    But the fact of the matter is that many of these programs throw unenthusiastic students into a classroom with a few student supervisors. Many sign in for credit and mentally check out for the rest of the seminar. And then the University decides that the one-hour program is a sufficient ice-breaker, that one hour is enough to work through cultural and language barriers and make everyone best friends with sunshine and rainbows for the entire year, apparently.

    However, this isn’t enough to break through all of the frigid ice and bring international students out of secluded friend groups, and the same goes for students from the United States. With the Global Crossroads Living-Learning Community and limited dorms that stay open during break periods, it makes sense why most students who are studying abroad at the University get filtered into PAR and ISR residence halls.

    Even still, this should not serve as an excuse for the limited integration done by the University to ensure that transfer students and American students mingle, talk or even meet.

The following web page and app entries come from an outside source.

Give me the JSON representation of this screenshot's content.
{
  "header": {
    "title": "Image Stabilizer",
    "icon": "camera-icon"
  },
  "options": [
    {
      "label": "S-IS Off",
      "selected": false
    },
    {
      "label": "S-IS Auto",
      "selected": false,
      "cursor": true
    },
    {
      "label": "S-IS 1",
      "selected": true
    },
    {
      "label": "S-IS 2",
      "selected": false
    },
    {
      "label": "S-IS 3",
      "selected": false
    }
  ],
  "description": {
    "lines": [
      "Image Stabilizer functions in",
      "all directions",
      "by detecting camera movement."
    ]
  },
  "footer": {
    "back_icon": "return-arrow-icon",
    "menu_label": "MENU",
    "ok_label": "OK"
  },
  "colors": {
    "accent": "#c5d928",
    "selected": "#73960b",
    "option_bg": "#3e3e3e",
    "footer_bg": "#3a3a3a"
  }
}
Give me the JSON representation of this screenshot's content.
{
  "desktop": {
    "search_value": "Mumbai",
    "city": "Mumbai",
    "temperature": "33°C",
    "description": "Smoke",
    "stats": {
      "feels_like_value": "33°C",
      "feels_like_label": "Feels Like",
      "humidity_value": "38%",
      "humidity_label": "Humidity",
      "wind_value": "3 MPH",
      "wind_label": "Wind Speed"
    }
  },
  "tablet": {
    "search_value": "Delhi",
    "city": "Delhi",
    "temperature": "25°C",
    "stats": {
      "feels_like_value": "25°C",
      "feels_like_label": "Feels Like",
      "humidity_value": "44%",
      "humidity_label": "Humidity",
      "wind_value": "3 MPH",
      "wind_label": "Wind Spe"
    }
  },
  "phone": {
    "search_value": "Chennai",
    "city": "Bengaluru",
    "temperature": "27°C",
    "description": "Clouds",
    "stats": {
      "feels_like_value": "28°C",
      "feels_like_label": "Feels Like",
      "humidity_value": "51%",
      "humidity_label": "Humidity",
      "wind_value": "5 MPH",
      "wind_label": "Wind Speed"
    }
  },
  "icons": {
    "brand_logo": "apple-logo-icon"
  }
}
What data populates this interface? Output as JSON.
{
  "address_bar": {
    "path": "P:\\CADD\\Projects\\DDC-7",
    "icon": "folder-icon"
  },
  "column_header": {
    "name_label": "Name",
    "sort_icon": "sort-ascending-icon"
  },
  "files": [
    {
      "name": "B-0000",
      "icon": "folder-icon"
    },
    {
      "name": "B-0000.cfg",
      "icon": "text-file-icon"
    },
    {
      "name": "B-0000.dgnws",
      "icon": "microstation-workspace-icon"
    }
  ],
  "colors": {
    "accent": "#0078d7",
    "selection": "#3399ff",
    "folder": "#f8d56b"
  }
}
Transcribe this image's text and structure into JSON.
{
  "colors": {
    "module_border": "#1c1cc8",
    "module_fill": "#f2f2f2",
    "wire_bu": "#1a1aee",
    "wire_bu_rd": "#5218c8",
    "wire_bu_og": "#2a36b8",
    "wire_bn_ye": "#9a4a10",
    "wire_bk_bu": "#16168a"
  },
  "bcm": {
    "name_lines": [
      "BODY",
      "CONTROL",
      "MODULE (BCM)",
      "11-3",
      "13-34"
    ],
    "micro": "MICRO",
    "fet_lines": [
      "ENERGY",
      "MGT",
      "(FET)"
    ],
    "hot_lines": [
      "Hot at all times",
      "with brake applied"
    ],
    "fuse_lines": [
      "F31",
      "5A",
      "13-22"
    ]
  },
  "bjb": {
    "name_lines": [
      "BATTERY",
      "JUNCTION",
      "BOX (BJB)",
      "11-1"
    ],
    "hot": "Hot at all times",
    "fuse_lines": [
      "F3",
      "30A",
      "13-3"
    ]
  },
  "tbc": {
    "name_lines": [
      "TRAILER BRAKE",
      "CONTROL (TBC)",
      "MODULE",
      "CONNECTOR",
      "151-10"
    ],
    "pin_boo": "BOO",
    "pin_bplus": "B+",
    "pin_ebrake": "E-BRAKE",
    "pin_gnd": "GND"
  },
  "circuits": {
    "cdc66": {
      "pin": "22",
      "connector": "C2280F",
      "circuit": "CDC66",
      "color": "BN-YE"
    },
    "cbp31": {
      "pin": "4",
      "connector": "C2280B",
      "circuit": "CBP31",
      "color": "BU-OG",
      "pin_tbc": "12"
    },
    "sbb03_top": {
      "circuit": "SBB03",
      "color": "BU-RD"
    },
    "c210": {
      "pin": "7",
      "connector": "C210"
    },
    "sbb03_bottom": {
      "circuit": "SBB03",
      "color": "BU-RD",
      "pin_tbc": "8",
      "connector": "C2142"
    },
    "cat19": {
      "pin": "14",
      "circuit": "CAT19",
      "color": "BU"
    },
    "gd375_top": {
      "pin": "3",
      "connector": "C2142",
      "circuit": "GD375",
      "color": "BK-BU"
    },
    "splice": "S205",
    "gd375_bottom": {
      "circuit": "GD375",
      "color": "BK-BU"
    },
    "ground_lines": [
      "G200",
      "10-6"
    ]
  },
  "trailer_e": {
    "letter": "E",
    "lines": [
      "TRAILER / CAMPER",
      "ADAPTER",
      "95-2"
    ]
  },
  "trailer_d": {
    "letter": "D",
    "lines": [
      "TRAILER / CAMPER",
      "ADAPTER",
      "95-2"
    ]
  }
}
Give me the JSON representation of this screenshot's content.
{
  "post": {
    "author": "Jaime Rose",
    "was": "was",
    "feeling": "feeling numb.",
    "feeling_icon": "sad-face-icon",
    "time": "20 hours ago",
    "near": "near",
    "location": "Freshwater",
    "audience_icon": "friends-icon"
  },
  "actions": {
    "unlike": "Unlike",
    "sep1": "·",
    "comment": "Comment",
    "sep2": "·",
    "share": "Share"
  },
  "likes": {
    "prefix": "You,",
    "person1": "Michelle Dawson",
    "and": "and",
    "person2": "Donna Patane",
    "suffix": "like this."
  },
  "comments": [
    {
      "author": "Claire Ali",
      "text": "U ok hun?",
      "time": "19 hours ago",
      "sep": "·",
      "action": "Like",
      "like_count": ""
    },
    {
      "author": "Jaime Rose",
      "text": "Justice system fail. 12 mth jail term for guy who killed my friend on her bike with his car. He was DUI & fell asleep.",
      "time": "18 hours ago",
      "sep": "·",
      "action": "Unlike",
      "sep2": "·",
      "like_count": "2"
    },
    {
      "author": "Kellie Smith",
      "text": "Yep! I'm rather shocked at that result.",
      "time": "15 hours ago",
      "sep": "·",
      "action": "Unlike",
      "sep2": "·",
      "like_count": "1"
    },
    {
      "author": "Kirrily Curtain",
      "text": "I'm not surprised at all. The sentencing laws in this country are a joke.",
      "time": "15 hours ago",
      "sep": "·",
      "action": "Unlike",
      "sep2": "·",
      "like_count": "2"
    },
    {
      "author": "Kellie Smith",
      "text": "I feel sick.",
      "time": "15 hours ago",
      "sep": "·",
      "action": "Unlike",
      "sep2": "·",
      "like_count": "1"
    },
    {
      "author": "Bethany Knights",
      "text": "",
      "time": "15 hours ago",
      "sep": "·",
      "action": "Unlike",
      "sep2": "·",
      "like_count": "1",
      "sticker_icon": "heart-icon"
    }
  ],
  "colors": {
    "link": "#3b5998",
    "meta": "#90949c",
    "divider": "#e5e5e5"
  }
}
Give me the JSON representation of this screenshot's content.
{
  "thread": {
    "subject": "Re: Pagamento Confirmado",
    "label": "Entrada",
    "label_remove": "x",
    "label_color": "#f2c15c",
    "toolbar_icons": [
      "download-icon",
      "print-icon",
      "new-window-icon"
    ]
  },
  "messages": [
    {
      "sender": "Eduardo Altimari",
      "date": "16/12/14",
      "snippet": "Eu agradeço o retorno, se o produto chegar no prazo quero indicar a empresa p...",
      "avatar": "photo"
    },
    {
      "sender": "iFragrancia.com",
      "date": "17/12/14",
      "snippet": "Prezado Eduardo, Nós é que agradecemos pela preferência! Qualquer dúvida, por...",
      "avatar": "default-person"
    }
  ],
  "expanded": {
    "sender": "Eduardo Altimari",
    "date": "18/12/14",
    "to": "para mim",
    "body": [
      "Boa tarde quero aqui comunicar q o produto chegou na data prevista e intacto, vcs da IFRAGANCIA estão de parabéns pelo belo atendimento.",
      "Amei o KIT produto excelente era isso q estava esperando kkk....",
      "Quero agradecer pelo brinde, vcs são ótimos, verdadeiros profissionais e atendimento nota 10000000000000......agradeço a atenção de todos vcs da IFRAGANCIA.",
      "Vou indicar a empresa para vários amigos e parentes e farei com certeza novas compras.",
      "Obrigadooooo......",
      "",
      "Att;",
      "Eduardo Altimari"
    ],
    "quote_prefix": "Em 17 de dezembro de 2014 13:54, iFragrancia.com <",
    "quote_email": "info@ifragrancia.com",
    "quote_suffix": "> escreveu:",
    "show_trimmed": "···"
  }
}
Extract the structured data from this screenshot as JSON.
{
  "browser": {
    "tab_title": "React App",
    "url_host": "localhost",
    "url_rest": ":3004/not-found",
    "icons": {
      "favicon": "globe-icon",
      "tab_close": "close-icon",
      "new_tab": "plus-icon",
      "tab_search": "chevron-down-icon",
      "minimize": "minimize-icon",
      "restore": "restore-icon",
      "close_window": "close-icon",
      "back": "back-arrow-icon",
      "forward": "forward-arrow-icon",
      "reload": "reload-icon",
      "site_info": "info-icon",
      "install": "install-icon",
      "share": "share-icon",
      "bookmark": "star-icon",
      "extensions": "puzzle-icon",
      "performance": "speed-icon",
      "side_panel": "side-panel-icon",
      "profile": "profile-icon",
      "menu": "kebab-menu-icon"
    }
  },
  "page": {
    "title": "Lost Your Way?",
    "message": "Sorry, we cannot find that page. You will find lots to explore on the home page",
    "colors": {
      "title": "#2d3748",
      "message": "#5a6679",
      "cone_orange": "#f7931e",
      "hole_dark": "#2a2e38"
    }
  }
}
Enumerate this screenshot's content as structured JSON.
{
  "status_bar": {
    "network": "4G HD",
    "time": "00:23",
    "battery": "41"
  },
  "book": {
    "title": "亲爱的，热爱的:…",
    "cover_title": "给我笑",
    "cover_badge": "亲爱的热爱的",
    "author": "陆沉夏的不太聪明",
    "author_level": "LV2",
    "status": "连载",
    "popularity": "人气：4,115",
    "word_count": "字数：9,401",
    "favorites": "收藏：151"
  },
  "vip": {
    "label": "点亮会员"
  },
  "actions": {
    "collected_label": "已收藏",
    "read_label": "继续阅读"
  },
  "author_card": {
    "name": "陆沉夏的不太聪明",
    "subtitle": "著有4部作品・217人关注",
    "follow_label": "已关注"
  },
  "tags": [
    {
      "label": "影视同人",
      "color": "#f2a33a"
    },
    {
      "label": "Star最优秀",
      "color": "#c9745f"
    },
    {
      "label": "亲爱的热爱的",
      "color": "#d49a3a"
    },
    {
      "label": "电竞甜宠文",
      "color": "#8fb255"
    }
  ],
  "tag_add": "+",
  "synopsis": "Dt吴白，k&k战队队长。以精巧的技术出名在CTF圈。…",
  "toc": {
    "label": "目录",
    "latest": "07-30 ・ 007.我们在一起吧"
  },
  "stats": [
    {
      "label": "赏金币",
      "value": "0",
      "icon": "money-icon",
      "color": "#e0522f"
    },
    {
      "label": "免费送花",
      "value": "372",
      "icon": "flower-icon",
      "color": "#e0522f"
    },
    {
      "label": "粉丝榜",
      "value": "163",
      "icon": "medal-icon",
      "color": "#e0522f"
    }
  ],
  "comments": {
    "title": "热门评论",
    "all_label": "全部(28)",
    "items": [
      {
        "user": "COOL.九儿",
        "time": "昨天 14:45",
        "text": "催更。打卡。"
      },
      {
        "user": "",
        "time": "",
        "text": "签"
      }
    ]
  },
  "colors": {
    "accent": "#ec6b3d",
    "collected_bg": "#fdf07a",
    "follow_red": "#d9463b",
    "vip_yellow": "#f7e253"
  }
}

It’s unfair to the entire student body to have such limited programming. It can give international students a disjointed, and sometimes cold, impression of what America actually is.

    And it doesn’t help that the language barrier is only fixable on a one-way street. While any non-native English speaker wanting to study here must take an English test, there are many different components to being proficient in a language. While you might be an excellent reader of a certain language, you might not be able to easily pick it up while listening or speaking. And even if you feel like an excellent speaker in the classroom, it is much different being immersed among native speakers when slang and dialects are incorporated.

    The burden of socializing is then put, unfortunately, almost entirely on Chinese students, as they speak English, but Chinese is not a language frequently taught in American schools. If most transfer students were from Spain, Mexico or France, more American students might be able to more comfortably and confidently start conversation, and vice versa. This language barrier is the fault of nobody, and yet, we are all facing the consequences of it due to what I feel are limited integration attempts by the University.

    Instead of throwing everyone into the same student body, adding fuel to various prejudices, taking in big tuition payments and calling it a successfully diverse University, more effort should be put into trying to teach American students about international culture and international students about American culture.

    There are so many different components to creating a cohesive, spirited and successful student body, and we have a long way to go to make campus inclusiveness as effective as it could be.

    Emma is a sophomore in LAS. She can be reached at [email protected].